-- Exercise instructions --
Filter the entries for the string "employers". Copy each line that has it.

[Extracted records]

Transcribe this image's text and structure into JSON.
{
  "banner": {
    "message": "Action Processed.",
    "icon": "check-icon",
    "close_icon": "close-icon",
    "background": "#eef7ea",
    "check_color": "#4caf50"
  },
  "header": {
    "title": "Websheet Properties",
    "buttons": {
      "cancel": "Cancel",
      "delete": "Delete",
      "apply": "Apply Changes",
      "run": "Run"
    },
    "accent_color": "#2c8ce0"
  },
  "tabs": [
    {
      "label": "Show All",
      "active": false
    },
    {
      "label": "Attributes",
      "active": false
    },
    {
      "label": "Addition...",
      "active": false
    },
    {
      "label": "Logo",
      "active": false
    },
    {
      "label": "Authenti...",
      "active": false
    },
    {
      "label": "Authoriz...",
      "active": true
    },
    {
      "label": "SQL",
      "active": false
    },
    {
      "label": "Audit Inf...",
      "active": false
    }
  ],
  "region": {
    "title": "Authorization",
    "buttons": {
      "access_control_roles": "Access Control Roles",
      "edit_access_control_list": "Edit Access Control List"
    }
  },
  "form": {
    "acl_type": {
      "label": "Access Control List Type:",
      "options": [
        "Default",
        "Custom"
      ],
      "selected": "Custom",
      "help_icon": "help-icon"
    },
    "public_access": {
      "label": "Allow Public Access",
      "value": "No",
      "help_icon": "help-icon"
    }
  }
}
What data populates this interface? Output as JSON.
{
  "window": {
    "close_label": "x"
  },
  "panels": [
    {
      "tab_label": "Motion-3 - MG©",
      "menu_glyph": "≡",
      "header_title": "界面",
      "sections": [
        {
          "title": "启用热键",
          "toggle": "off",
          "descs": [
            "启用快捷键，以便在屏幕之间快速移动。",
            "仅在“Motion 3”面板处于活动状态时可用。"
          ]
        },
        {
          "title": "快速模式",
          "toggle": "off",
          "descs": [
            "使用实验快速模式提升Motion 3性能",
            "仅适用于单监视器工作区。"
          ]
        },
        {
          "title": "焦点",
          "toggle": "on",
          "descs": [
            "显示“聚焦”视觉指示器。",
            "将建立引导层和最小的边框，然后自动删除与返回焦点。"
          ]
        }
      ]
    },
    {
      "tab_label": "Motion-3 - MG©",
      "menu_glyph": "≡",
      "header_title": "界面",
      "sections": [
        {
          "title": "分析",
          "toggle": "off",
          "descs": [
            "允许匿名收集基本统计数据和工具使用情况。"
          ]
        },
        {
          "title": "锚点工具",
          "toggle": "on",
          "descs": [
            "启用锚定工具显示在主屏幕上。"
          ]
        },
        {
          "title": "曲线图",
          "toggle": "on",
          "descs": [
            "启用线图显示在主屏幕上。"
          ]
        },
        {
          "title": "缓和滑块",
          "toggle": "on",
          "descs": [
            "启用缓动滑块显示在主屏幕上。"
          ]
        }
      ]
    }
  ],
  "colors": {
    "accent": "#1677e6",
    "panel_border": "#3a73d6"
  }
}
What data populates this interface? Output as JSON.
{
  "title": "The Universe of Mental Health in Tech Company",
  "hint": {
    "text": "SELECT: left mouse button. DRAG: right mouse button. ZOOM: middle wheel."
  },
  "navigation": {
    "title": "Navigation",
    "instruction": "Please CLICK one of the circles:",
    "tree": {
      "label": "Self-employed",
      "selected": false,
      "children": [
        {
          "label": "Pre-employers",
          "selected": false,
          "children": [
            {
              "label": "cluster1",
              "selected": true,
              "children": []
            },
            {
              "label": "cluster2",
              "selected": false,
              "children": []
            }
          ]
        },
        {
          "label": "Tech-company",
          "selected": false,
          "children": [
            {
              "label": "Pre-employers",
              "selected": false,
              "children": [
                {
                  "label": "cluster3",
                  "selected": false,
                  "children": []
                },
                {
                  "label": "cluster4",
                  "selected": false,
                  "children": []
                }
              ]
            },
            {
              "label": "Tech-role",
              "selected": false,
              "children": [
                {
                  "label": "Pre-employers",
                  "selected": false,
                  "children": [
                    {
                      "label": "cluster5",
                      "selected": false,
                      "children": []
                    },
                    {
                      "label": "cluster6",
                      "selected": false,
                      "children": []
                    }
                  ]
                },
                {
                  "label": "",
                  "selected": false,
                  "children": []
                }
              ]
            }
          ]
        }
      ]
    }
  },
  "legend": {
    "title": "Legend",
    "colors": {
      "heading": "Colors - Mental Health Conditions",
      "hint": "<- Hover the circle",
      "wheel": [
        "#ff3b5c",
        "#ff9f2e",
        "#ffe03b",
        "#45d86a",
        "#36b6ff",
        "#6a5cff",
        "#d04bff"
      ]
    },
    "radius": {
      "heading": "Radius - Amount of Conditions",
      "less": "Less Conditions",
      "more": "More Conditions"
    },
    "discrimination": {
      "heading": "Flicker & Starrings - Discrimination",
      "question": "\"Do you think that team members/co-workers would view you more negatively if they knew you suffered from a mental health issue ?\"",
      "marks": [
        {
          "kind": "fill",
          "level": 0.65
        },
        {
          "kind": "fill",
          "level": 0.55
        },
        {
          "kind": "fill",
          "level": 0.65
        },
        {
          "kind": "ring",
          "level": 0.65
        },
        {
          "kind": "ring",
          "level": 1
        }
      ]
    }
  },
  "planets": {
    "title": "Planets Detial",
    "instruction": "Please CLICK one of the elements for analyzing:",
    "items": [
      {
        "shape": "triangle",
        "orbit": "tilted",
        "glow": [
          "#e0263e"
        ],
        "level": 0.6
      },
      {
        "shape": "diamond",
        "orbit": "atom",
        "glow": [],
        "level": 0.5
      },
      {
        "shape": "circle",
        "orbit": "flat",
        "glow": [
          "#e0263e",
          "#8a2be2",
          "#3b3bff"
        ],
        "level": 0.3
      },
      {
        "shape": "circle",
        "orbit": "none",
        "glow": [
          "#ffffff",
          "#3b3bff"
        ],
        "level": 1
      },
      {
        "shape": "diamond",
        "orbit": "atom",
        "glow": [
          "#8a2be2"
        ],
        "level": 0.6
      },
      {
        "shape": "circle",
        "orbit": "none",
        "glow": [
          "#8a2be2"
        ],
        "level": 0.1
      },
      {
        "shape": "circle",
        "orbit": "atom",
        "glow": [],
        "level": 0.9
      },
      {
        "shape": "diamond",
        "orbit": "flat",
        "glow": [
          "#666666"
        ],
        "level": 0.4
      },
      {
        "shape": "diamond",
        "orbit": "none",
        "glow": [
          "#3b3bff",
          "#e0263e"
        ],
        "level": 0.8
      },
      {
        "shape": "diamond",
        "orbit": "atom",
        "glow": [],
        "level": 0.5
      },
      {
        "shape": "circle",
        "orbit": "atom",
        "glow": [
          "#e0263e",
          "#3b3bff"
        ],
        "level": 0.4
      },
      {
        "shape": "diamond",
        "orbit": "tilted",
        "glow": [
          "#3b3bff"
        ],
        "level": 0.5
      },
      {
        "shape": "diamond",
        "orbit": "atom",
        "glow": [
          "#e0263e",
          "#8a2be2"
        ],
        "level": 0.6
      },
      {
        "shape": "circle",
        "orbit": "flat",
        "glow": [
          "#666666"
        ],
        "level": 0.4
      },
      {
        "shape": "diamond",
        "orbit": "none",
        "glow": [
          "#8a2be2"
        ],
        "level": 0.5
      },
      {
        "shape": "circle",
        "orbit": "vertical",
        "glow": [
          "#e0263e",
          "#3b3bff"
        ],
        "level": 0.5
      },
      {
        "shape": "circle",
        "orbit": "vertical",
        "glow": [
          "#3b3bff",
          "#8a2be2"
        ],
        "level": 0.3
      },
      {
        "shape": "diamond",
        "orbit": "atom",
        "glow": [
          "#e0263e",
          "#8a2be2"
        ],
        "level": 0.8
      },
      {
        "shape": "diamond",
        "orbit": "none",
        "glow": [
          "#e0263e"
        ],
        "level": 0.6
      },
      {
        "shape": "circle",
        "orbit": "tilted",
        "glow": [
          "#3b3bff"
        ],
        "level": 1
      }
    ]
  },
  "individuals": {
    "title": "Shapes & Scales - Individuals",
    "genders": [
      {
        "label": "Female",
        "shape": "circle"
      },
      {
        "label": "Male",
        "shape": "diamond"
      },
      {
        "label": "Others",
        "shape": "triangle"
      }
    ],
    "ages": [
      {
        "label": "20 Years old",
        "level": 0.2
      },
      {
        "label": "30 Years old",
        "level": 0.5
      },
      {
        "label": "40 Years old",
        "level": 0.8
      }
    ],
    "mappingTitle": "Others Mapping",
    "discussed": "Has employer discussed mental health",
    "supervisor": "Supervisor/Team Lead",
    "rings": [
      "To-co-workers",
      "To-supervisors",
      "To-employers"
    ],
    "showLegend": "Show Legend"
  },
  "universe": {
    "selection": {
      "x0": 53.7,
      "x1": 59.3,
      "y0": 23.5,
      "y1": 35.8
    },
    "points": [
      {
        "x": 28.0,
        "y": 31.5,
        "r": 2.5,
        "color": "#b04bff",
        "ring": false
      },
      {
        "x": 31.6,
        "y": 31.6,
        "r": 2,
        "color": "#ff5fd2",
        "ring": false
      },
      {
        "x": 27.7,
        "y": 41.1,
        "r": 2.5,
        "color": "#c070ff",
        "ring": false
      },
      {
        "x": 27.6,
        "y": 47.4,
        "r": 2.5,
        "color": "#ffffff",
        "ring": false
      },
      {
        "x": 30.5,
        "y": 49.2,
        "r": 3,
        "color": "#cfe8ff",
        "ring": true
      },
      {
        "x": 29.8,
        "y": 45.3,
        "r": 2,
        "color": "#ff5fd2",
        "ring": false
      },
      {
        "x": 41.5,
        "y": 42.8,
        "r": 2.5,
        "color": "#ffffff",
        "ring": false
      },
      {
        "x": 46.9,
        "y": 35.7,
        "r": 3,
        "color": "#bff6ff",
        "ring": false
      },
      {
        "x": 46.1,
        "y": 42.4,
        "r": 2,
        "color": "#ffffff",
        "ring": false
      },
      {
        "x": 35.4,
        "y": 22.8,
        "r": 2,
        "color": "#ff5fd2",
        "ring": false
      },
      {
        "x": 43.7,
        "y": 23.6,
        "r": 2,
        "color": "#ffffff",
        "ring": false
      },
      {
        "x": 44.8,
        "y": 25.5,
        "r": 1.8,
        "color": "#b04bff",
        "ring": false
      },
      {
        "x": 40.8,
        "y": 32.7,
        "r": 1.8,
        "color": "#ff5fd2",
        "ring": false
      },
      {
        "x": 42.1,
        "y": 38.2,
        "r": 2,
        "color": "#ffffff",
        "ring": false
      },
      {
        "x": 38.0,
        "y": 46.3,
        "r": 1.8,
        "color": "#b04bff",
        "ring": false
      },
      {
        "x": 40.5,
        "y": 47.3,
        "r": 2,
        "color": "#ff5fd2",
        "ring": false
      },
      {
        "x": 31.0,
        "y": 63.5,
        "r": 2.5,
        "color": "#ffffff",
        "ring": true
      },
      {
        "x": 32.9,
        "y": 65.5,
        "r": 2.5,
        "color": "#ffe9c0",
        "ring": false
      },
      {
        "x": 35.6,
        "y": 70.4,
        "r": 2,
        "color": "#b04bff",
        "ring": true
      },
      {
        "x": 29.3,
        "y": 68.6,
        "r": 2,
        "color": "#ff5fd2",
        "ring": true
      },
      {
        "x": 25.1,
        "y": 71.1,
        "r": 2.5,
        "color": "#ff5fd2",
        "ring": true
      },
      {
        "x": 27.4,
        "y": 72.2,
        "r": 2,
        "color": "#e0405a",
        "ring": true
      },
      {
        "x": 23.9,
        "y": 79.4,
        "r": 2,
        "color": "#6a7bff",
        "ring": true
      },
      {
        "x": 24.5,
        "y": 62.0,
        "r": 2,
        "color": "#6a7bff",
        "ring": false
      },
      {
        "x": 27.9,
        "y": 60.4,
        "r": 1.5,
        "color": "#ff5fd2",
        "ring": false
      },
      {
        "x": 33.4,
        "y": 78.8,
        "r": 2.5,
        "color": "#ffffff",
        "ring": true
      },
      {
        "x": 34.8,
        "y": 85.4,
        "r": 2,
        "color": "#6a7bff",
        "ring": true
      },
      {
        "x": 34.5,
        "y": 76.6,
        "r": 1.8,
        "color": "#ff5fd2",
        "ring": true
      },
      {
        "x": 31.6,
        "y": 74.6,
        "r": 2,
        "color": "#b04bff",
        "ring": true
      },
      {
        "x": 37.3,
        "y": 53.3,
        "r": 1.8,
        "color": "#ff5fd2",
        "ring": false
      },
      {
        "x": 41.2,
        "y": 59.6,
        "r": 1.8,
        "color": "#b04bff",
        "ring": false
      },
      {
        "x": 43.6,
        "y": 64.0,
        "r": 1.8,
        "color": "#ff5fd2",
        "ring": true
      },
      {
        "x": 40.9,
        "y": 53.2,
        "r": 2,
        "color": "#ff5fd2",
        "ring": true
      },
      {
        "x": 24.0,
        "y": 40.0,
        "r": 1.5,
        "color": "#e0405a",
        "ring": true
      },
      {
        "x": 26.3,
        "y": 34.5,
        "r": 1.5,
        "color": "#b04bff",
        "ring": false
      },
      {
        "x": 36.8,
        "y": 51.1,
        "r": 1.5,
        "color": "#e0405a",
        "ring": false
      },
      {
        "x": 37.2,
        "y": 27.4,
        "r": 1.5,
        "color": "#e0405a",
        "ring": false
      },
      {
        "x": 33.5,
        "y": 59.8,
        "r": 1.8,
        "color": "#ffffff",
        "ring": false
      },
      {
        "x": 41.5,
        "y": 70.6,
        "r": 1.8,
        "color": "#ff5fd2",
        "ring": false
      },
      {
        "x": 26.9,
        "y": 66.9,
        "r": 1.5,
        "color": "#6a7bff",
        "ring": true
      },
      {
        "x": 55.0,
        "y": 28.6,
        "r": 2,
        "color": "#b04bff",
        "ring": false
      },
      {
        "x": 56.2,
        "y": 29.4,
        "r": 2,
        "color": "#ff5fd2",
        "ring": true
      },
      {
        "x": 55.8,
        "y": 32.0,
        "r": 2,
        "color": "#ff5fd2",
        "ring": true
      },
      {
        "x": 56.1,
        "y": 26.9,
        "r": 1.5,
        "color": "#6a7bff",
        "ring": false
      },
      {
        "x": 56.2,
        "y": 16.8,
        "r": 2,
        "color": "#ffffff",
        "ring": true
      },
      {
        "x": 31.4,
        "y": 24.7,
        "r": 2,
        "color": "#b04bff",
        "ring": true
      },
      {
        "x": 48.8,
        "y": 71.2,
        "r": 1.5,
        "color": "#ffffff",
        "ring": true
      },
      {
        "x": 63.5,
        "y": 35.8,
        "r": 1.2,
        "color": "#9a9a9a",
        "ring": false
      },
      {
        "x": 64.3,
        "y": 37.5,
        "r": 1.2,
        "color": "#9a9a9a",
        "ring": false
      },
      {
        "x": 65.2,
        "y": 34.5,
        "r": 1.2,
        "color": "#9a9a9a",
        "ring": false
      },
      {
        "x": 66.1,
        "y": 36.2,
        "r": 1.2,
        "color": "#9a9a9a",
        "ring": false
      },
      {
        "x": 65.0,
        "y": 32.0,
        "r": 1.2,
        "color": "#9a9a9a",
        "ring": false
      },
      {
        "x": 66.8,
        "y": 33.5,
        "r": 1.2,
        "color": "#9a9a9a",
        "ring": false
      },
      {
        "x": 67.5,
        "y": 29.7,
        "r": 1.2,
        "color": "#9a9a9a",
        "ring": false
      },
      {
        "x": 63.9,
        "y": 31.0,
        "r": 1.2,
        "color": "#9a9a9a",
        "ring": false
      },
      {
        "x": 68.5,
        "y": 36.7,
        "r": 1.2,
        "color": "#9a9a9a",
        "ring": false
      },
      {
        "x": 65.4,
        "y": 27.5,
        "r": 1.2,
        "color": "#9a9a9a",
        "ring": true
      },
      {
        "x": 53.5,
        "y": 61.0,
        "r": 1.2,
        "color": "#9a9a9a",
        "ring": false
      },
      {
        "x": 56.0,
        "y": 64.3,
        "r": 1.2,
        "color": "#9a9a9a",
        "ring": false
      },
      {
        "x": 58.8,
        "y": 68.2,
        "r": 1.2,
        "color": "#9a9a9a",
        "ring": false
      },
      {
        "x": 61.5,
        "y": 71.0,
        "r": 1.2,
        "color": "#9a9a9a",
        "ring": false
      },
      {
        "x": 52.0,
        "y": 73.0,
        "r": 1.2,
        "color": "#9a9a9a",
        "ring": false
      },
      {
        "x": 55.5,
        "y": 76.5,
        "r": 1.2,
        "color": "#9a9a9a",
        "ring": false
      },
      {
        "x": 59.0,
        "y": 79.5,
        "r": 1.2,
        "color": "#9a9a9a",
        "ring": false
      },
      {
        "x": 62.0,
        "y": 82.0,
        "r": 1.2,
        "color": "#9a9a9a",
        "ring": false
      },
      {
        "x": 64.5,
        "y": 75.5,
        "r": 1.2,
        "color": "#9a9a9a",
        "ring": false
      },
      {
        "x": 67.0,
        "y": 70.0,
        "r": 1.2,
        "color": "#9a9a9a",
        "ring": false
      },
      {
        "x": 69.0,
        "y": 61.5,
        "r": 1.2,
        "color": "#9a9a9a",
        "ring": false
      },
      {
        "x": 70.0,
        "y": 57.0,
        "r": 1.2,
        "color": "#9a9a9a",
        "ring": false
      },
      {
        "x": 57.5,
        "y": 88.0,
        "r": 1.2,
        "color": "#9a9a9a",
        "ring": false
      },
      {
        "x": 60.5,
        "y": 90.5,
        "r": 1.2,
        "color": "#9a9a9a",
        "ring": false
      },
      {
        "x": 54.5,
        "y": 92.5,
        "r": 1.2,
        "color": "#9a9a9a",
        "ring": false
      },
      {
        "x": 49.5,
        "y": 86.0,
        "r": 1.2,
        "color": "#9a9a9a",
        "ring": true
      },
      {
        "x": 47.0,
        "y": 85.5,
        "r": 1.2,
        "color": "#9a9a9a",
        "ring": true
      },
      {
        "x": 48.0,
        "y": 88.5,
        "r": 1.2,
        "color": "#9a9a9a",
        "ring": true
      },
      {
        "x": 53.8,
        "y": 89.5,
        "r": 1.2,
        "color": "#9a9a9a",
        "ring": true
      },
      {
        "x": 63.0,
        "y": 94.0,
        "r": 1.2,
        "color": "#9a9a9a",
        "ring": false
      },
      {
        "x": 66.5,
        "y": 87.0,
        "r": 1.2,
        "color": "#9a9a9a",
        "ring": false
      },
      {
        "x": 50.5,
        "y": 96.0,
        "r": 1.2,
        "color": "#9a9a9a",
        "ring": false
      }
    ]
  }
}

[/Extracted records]

-- Response box --
          "label": "Pre-employers",
              "label": "Pre-employers",
                  "label": "Pre-employers",
      "To-employers"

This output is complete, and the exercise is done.